The answer must be every entry, given again word for word.

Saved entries
———

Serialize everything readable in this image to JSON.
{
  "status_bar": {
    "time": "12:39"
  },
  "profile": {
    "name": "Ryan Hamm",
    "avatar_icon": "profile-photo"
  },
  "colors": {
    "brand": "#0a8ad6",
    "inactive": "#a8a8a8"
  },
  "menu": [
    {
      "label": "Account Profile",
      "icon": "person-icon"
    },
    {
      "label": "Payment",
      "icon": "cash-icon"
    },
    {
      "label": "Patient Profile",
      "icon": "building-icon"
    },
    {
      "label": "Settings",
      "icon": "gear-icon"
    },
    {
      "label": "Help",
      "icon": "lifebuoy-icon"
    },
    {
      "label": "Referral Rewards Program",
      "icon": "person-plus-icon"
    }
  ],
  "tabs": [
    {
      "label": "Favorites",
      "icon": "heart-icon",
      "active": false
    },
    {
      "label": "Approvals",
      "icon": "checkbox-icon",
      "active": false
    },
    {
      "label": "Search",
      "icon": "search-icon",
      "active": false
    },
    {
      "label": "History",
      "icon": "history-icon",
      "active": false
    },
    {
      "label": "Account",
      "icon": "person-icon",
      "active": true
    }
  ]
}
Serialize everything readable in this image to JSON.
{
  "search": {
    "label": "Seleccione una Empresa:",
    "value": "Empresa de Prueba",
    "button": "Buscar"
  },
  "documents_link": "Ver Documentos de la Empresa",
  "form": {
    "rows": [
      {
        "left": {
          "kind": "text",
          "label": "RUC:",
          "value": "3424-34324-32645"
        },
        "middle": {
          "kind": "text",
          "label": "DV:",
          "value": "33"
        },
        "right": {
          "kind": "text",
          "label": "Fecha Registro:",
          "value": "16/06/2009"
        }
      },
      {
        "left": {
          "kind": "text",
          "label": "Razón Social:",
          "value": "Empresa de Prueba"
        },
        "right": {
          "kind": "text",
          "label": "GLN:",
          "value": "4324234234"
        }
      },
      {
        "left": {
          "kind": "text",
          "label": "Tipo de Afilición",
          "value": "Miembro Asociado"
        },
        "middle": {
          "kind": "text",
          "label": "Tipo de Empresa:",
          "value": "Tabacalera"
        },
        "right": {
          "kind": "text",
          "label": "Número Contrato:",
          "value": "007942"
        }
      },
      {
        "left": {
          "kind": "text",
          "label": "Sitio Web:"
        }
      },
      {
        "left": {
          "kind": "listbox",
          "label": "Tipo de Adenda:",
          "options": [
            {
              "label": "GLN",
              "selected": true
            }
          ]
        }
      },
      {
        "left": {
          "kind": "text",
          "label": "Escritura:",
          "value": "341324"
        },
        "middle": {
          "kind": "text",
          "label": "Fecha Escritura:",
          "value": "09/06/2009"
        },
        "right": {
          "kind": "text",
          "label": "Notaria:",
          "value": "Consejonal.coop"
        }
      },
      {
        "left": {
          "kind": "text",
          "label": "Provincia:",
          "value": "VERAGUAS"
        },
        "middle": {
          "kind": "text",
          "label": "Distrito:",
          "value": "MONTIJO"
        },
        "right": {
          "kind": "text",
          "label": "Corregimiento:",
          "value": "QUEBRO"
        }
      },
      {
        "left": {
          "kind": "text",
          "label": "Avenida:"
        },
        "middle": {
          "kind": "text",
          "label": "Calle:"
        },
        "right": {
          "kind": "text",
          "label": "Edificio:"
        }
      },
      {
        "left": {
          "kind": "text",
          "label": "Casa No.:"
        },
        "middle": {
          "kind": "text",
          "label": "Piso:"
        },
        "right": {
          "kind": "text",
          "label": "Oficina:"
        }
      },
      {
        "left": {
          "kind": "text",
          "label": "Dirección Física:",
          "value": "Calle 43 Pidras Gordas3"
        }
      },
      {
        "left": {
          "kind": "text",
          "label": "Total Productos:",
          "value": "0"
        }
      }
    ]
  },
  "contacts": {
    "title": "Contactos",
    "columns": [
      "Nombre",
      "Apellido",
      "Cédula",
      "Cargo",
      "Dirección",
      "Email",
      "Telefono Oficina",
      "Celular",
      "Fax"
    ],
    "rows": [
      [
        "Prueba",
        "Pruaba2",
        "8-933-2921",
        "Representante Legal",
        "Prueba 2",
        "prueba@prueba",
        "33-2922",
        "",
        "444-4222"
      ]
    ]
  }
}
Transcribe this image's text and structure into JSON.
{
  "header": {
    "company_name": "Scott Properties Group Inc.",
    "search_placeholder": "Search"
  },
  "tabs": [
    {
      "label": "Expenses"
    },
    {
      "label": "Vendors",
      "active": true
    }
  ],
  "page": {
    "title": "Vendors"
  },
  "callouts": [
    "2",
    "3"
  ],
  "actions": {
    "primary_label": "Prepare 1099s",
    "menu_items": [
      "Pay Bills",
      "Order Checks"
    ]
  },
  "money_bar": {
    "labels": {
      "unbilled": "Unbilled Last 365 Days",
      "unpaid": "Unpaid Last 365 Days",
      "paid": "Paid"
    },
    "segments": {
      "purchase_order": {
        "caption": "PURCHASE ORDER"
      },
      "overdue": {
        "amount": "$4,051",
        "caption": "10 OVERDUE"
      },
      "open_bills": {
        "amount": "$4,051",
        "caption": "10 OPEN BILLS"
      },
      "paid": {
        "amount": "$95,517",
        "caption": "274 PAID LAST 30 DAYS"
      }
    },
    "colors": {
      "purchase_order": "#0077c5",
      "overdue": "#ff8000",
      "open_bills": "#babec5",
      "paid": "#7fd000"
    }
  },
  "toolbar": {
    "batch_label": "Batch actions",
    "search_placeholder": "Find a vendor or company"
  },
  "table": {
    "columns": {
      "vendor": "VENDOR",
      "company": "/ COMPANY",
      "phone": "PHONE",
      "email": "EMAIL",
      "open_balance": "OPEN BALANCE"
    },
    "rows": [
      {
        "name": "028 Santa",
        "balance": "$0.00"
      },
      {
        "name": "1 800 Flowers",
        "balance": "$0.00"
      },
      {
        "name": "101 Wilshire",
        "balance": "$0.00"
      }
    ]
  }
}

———

Answer for this exercise:
Serialize everything readable in this image to JSON.
{
  "status_bar": {
    "time": "12:39"
  },
  "profile": {
    "name": "Ryan Hamm",
    "avatar_icon": "profile-photo"
  },
  "colors": {
    "brand": "#0a8ad6",
    "inactive": "#a8a8a8"
  },
  "menu": [
    {
      "label": "Account Profile",
      "icon": "person-icon"
    },
    {
      "label": "Payment",
      "icon": "cash-icon"
    },
    {
      "label": "Patient Profile",
      "icon": "building-icon"
    },
    {
      "label": "Settings",
      "icon": "gear-icon"
    },
    {
      "label": "Help",
      "icon": "lifebuoy-icon"
    },
    {
      "label": "Referral Rewards Program",
      "icon": "person-plus-icon"
    }
  ],
  "tabs": [
    {
      "label": "Favorites",
      "icon": "heart-icon",
      "active": false
    },
    {
      "label": "Approvals",
      "icon": "checkbox-icon",
      "active": false
    },
    {
      "label": "Search",
      "icon": "search-icon",
      "active": false
    },
    {
      "label": "History",
      "icon": "history-icon",
      "active": false
    },
    {
      "label": "Account",
      "icon": "person-icon",
      "active": true
    }
  ]
}
Serialize everything readable in this image to JSON.
{
  "search": {
    "label": "Seleccione una Empresa:",
    "value": "Empresa de Prueba",
    "button": "Buscar"
  },
  "documents_link": "Ver Documentos de la Empresa",
  "form": {
    "rows": [
      {
        "left": {
          "kind": "text",
          "label": "RUC:",
          "value": "3424-34324-32645"
        },
        "middle": {
          "kind": "text",
          "label": "DV:",
          "value": "33"
        },
        "right": {
          "kind": "text",
          "label": "Fecha Registro:",
          "value": "16/06/2009"
        }
      },
      {
        "left": {
          "kind": "text",
          "label": "Razón Social:",
          "value": "Empresa de Prueba"
        },
        "right": {
          "kind": "text",
          "label": "GLN:",
          "value": "4324234234"
        }
      },
      {
        "left": {
          "kind": "text",
          "label": "Tipo de Afilición",
          "value": "Miembro Asociado"
        },
        "middle": {
          "kind": "text",
          "label": "Tipo de Empresa:",
          "value": "Tabacalera"
        },
        "right": {
          "kind": "text",
          "label": "Número Contrato:",
          "value": "007942"
        }
      },
      {
        "left": {
          "kind": "text",
          "label": "Sitio Web:"
        }
      },
      {
        "left": {
          "kind": "listbox",
          "label": "Tipo de Adenda:",
          "options": [
            {
              "label": "GLN",
              "selected": true
            }
          ]
        }
      },
      {
        "left": {
          "kind": "text",
          "label": "Escritura:",
          "value": "341324"
        },
        "middle": {
          "kind": "text",
          "label": "Fecha Escritura:",
          "value": "09/06/2009"
        },
        "right": {
          "kind": "text",
          "label": "Notaria:",
          "value": "Consejonal.coop"
        }
      },
      {
        "left": {
          "kind": "text",
          "label": "Provincia:",
          "value": "VERAGUAS"
        },
        "middle": {
          "kind": "text",
          "label": "Distrito:",
          "value": "MONTIJO"
        },
        "right": {
          "kind": "text",
          "label": "Corregimiento:",
          "value": "QUEBRO"
        }
      },
      {
        "left": {
          "kind": "text",
          "label": "Avenida:"
        },
        "middle": {
          "kind": "text",
          "label": "Calle:"
        },
        "right": {
          "kind": "text",
          "label": "Edificio:"
        }
      },
      {
        "left": {
          "kind": "text",
          "label": "Casa No.:"
        },
        "middle": {
          "kind": "text",
          "label": "Piso:"
        },
        "right": {
          "kind": "text",
          "label": "Oficina:"
        }
      },
      {
        "left": {
          "kind": "text",
          "label": "Dirección Física:",
          "value": "Calle 43 Pidras Gordas3"
        }
      },
      {
        "left": {
          "kind": "text",
          "label": "Total Productos:",
          "value": "0"
        }
      }
    ]
  },
  "contacts": {
    "title": "Contactos",
    "columns": [
      "Nombre",
      "Apellido",
      "Cédula",
      "Cargo",
      "Dirección",
      "Email",
      "Telefono Oficina",
      "Celular",
      "Fax"
    ],
    "rows": [
      [
        "Prueba",
        "Pruaba2",
        "8-933-2921",
        "Representante Legal",
        "Prueba 2",
        "prueba@prueba",
        "33-2922",
        "",
        "444-4222"
      ]
    ]
  }
}
Transcribe this image's text and structure into JSON.
{
  "header": {
    "company_name": "Scott Properties Group Inc.",
    "search_placeholder": "Search"
  },
  "tabs": [
    {
      "label": "Expenses"
    },
    {
      "label": "Vendors",
      "active": true
    }
  ],
  "page": {
    "title": "Vendors"
  },
  "callouts": [
    "2",
    "3"
  ],
  "actions": {
    "primary_label": "Prepare 1099s",
    "menu_items": [
      "Pay Bills",
      "Order Checks"
    ]
  },
  "money_bar": {
    "labels": {
      "unbilled": "Unbilled Last 365 Days",
      "unpaid": "Unpaid Last 365 Days",
      "paid": "Paid"
    },
    "segments": {
      "purchase_order": {
        "caption": "PURCHASE ORDER"
      },
      "overdue": {
        "amount": "$4,051",
        "caption": "10 OVERDUE"
      },
      "open_bills": {
        "amount": "$4,051",
        "caption": "10 OPEN BILLS"
      },
      "paid": {
        "amount": "$95,517",
        "caption": "274 PAID LAST 30 DAYS"
      }
    },
    "colors": {
      "purchase_order": "#0077c5",
      "overdue": "#ff8000",
      "open_bills": "#babec5",
      "paid": "#7fd000"
    }
  },
  "toolbar": {
    "batch_label": "Batch actions",
    "search_placeholder": "Find a vendor or company"
  },
  "table": {
    "columns": {
      "vendor": "VENDOR",
      "company": "/ COMPANY",
      "phone": "PHONE",
      "email": "EMAIL",
      "open_balance": "OPEN BALANCE"
    },
    "rows": [
      {
        "name": "028 Santa",
        "balance": "$0.00"
      },
      {
        "name": "1 800 Flowers",
        "balance": "$0.00"
      },
      {
        "name": "101 Wilshire",
        "balance": "$0.00"
      }
    ]
  }
}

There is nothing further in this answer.